Exercise:
The expected output is the data itself, duplicated in full.

Available data:
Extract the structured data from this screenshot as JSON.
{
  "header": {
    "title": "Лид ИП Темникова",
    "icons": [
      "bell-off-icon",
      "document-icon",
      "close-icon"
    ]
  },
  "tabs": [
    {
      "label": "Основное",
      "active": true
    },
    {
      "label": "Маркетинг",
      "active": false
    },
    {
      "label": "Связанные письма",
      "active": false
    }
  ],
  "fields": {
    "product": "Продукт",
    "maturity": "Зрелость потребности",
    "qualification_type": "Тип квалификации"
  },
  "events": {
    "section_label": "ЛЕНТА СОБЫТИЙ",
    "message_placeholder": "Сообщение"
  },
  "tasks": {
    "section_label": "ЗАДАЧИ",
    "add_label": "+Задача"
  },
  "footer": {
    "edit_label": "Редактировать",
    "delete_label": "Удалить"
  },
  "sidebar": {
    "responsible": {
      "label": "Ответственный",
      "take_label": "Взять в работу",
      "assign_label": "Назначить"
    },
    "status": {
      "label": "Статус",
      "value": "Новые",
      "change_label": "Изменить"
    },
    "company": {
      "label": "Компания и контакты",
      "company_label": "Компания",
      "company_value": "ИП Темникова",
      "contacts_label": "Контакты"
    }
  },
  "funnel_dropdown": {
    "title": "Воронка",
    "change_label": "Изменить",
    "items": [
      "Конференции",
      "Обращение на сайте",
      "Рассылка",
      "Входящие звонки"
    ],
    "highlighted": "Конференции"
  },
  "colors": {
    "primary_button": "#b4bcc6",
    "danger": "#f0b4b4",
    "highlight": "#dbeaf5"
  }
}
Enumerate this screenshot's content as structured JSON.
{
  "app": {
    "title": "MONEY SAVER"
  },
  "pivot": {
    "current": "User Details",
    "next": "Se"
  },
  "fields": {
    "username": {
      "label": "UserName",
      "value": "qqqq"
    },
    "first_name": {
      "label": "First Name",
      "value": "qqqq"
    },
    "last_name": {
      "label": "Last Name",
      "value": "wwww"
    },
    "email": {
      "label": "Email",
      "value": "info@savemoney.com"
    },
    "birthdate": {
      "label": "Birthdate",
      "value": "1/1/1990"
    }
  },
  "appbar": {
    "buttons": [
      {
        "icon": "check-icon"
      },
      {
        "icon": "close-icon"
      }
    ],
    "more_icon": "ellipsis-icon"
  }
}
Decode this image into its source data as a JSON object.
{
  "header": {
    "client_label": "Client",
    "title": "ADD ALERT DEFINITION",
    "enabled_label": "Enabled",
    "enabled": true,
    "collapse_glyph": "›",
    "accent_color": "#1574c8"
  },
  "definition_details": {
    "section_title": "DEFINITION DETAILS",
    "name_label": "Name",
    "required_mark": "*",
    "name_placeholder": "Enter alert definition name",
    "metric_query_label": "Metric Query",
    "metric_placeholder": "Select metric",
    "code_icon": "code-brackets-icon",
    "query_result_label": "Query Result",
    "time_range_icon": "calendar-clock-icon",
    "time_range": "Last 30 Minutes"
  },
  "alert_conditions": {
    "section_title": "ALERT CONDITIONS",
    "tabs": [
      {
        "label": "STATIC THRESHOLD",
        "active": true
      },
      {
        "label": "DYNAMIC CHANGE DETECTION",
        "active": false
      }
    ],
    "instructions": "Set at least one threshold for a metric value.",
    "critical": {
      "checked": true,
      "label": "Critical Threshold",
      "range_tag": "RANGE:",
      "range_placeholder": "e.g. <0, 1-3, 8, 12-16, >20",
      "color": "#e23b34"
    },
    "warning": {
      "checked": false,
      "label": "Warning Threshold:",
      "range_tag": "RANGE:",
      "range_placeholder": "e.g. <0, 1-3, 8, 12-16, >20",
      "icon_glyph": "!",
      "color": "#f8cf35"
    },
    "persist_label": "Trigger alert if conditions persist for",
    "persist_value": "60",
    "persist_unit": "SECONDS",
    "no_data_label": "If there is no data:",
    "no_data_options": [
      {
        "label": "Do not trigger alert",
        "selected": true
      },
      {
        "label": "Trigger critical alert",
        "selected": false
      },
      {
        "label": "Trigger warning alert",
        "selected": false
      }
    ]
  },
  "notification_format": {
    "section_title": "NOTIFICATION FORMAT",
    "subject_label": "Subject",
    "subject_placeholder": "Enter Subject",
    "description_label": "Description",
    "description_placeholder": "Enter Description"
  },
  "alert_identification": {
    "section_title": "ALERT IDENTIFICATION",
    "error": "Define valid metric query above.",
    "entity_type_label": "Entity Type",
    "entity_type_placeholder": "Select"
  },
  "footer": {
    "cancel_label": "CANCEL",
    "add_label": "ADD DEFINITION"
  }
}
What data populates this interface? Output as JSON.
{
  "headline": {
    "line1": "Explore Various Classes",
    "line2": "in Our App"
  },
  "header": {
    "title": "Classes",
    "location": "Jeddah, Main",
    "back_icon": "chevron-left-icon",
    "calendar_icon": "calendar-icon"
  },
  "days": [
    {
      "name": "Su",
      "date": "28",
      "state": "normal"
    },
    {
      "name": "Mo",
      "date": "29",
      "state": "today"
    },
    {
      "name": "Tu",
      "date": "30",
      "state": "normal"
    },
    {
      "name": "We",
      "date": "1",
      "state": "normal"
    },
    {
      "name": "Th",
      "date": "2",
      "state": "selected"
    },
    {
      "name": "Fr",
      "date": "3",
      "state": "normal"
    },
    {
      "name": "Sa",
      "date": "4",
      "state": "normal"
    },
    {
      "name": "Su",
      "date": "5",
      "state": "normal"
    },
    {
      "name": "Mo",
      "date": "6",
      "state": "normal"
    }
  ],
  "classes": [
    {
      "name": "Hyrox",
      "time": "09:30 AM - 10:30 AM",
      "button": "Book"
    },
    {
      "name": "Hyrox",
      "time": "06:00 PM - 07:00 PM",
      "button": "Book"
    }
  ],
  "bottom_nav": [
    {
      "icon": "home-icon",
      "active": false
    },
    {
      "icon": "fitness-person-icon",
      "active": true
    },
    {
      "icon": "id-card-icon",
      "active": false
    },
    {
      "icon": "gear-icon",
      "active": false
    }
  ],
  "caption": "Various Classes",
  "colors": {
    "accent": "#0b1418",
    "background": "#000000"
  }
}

Result below:
Extract the structured data from this screenshot as JSON.
{
  "header": {
    "title": "Лид ИП Темникова",
    "icons": [
      "bell-off-icon",
      "document-icon",
      "close-icon"
    ]
  },
  "tabs": [
    {
      "label": "Основное",
      "active": true
    },
    {
      "label": "Маркетинг",
      "active": false
    },
    {
      "label": "Связанные письма",
      "active": false
    }
  ],
  "fields": {
    "product": "Продукт",
    "maturity": "Зрелость потребности",
    "qualification_type": "Тип квалификации"
  },
  "events": {
    "section_label": "ЛЕНТА СОБЫТИЙ",
    "message_placeholder": "Сообщение"
  },
  "tasks": {
    "section_label": "ЗАДАЧИ",
    "add_label": "+Задача"
  },
  "footer": {
    "edit_label": "Редактировать",
    "delete_label": "Удалить"
  },
  "sidebar": {
    "responsible": {
      "label": "Ответственный",
      "take_label": "Взять в работу",
      "assign_label": "Назначить"
    },
    "status": {
      "label": "Статус",
      "value": "Новые",
      "change_label": "Изменить"
    },
    "company": {
      "label": "Компания и контакты",
      "company_label": "Компания",
      "company_value": "ИП Темникова",
      "contacts_label": "Контакты"
    }
  },
  "funnel_dropdown": {
    "title": "Воронка",
    "change_label": "Изменить",
    "items": [
      "Конференции",
      "Обращение на сайте",
      "Рассылка",
      "Входящие звонки"
    ],
    "highlighted": "Конференции"
  },
  "colors": {
    "primary_button": "#b4bcc6",
    "danger": "#f0b4b4",
    "highlight": "#dbeaf5"
  }
}
Enumerate this screenshot's content as structured JSON.
{
  "app": {
    "title": "MONEY SAVER"
  },
  "pivot": {
    "current": "User Details",
    "next": "Se"
  },
  "fields": {
    "username": {
      "label": "UserName",
      "value": "qqqq"
    },
    "first_name": {
      "label": "First Name",
      "value": "qqqq"
    },
    "last_name": {
      "label": "Last Name",
      "value": "wwww"
    },
    "email": {
      "label": "Email",
      "value": "info@savemoney.com"
    },
    "birthdate": {
      "label": "Birthdate",
      "value": "1/1/1990"
    }
  },
  "appbar": {
    "buttons": [
      {
        "icon": "check-icon"
      },
      {
        "icon": "close-icon"
      }
    ],
    "more_icon": "ellipsis-icon"
  }
}
Decode this image into its source data as a JSON object.
{
  "header": {
    "client_label": "Client",
    "title": "ADD ALERT DEFINITION",
    "enabled_label": "Enabled",
    "enabled": true,
    "collapse_glyph": "›",
    "accent_color": "#1574c8"
  },
  "definition_details": {
    "section_title": "DEFINITION DETAILS",
    "name_label": "Name",
    "required_mark": "*",
    "name_placeholder": "Enter alert definition name",
    "metric_query_label": "Metric Query",
    "metric_placeholder": "Select metric",
    "code_icon": "code-brackets-icon",
    "query_result_label": "Query Result",
    "time_range_icon": "calendar-clock-icon",
    "time_range": "Last 30 Minutes"
  },
  "alert_conditions": {
    "section_title": "ALERT CONDITIONS",
    "tabs": [
      {
        "label": "STATIC THRESHOLD",
        "active": true
      },
      {
        "label": "DYNAMIC CHANGE DETECTION",
        "active": false
      }
    ],
    "instructions": "Set at least one threshold for a metric value.",
    "critical": {
      "checked": true,
      "label": "Critical Threshold",
      "range_tag": "RANGE:",
      "range_placeholder": "e.g. <0, 1-3, 8, 12-16, >20",
      "color": "#e23b34"
    },
    "warning": {
      "checked": false,
      "label": "Warning Threshold:",
      "range_tag": "RANGE:",
      "range_placeholder": "e.g. <0, 1-3, 8, 12-16, >20",
      "icon_glyph": "!",
      "color": "#f8cf35"
    },
    "persist_label": "Trigger alert if conditions persist for",
    "persist_value": "60",
    "persist_unit": "SECONDS",
    "no_data_label": "If there is no data:",
    "no_data_options": [
      {
        "label": "Do not trigger alert",
        "selected": true
      },
      {
        "label": "Trigger critical alert",
        "selected": false
      },
      {
        "label": "Trigger warning alert",
        "selected": false
      }
    ]
  },
  "notification_format": {
    "section_title": "NOTIFICATION FORMAT",
    "subject_label": "Subject",
    "subject_placeholder": "Enter Subject",
    "description_label": "Description",
    "description_placeholder": "Enter Description"
  },
  "alert_identification": {
    "section_title": "ALERT IDENTIFICATION",
    "error": "Define valid metric query above.",
    "entity_type_label": "Entity Type",
    "entity_type_placeholder": "Select"
  },
  "footer": {
    "cancel_label": "CANCEL",
    "add_label": "ADD DEFINITION"
  }
}
What data populates this interface? Output as JSON.
{
  "headline": {
    "line1": "Explore Various Classes",
    "line2": "in Our App"
  },
  "header": {
    "title": "Classes",
    "location": "Jeddah, Main",
    "back_icon": "chevron-left-icon",
    "calendar_icon": "calendar-icon"
  },
  "days": [
    {
      "name": "Su",
      "date": "28",
      "state": "normal"
    },
    {
      "name": "Mo",
      "date": "29",
      "state": "today"
    },
    {
      "name": "Tu",
      "date": "30",
      "state": "normal"
    },
    {
      "name": "We",
      "date": "1",
      "state": "normal"
    },
    {
      "name": "Th",
      "date": "2",
      "state": "selected"
    },
    {
      "name": "Fr",
      "date": "3",
      "state": "normal"
    },
    {
      "name": "Sa",
      "date": "4",
      "state": "normal"
    },
    {
      "name": "Su",
      "date": "5",
      "state": "normal"
    },
    {
      "name": "Mo",
      "date": "6",
      "state": "normal"
    }
  ],
  "classes": [
    {
      "name": "Hyrox",
      "time": "09:30 AM - 10:30 AM",
      "button": "Book"
    },
    {
      "name": "Hyrox",
      "time": "06:00 PM - 07:00 PM",
      "button": "Book"
    }
  ],
  "bottom_nav": [
    {
      "icon": "home-icon",
      "active": false
    },
    {
      "icon": "fitness-person-icon",
      "active": true
    },
    {
      "icon": "id-card-icon",
      "active": false
    },
    {
      "icon": "gear-icon",
      "active": false
    }
  ],
  "caption": "Various Classes",
  "colors": {
    "accent": "#0b1418",
    "background": "#000000"
  }
}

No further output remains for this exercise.